Notes to Women celebrate this pioneer in healing and helping those who were sick. She may not have been a registered nurse and her achievements may have been exaggerated but what matters is that she had the heart for nursing. There are some in the nursing profession who not in it because it is their passion. Mary Seacole had the heart and the passion for nursing and she was a blessing to many of those whom she treated. We think that this phenomenal woman should be recognized for what she has done.

She is a role model for all of us.  She was proud of her heritage.  She defied racism and bigotry and she embarked on her calling to help others, not allowing rejection or any other obstacles to get in her way.  If you have a goal in life, make it happen.  Don’t dream.  Act.  Florence Nightingale was not the only light.  Like Mary Seacole, you can be light too wherever you are.

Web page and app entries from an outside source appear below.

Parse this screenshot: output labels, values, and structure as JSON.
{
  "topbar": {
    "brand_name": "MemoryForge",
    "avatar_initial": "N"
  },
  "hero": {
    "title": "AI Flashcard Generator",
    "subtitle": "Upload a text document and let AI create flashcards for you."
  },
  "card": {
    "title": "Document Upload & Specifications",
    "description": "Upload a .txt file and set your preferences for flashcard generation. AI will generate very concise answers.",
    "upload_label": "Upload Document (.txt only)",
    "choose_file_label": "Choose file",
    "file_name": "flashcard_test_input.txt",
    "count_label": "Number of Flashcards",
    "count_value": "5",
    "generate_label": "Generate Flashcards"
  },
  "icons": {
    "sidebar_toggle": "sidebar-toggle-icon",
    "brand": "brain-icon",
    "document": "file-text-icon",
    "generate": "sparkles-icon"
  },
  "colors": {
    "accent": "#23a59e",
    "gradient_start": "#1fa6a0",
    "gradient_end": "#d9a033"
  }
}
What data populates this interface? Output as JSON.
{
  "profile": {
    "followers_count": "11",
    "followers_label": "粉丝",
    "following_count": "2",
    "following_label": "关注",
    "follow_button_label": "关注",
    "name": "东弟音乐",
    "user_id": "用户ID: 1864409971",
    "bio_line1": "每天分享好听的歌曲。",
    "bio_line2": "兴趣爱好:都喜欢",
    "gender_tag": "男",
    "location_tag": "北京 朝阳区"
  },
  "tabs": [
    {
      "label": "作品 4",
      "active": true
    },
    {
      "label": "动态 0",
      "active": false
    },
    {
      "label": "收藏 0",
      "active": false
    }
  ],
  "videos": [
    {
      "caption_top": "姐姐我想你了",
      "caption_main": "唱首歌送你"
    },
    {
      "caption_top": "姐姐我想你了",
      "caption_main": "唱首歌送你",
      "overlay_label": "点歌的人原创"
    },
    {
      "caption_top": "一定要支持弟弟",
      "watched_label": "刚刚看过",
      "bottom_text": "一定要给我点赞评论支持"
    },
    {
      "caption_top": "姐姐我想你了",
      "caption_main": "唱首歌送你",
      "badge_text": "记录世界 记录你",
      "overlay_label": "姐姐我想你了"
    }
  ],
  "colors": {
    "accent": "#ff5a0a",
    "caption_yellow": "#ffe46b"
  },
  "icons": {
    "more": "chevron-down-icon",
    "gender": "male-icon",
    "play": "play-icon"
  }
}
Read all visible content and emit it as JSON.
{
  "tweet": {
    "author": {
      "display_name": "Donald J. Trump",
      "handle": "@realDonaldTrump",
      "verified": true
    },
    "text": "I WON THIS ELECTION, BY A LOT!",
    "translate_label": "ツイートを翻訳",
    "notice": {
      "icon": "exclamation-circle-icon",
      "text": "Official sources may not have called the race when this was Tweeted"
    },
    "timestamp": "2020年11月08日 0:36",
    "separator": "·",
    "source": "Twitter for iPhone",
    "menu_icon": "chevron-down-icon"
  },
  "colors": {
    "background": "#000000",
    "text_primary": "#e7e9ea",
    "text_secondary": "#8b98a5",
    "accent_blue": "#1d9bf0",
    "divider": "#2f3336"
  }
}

I must say that I don’t appreciate your friend’s kind wishes with respect to my complexion. If it had been as dark as a nigger’s, I should have been just as happy and useful, and as much respected by those whose respect I value: and as to his offer of bleaching me, I should, even if it were practicable, decline it without any thanks.

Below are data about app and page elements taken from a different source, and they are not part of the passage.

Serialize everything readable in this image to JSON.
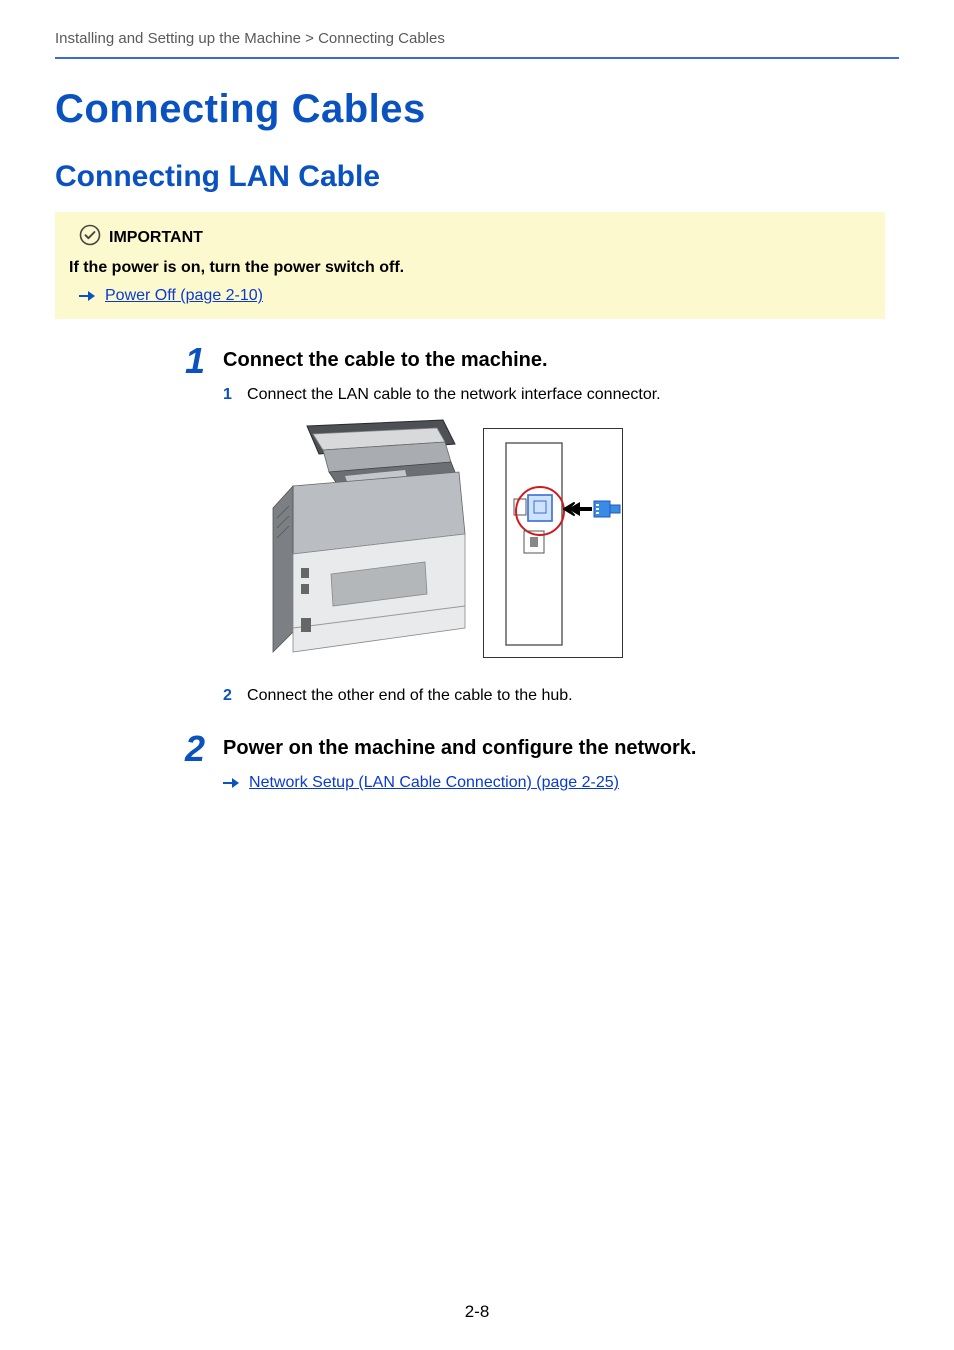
{
  "breadcrumb": "Installing and Setting up the Machine > Connecting Cables",
  "headings": {
    "h1": "Connecting Cables",
    "h2": "Connecting LAN Cable"
  },
  "important": {
    "label": "IMPORTANT",
    "text": "If the power is on, turn the power switch off.",
    "link_text": "Power Off (page 2-10)"
  },
  "steps": [
    {
      "num": "1",
      "title": "Connect the cable to the machine.",
      "substeps": [
        {
          "num": "1",
          "text": "Connect the LAN cable to the network interface connector."
        },
        {
          "num": "2",
          "text": "Connect the other end of the cable to the hub."
        }
      ]
    },
    {
      "num": "2",
      "title": "Power on the machine and configure the network.",
      "link_text": "Network Setup (LAN Cable Connection) (page 2-25)"
    }
  ],
  "page_number": "2-8"
}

I have a few shades of deeper brown upon my skin which shows me related to those poor mortals you once held enslaved, and whose bodies America still owns. Having this bond, and knowing what slavery is, having seen with my eyes and heard with my ears proof positive enough of its horrors, is it surprising that I should be somewhat impatient of the airs of superiority which many Americans have endeavoured to assume over me.

I have always noticed what actors children are……….whatever disease was most prevalent in Kingston, be sure my poor doll soon contracted it…….before long it was very natural that I should seek to extend my practice, and so I found other patients in the cats and dogs around me.

Doubts and suspicions rose in my heart for the first and last time, thank Heaven. Was it possible that American prejudices against colour had some root here? Did these ladies shrink from accepting my aid because my blood flowed beneath a somewhat duskier skin than theirs?

 

Mary Secole

 

Sources:  http://en.wikipedia.org/wiki/Mary_Seacole; http://www.biographyonline.net/humanitarian/quotes/mary-seacole.html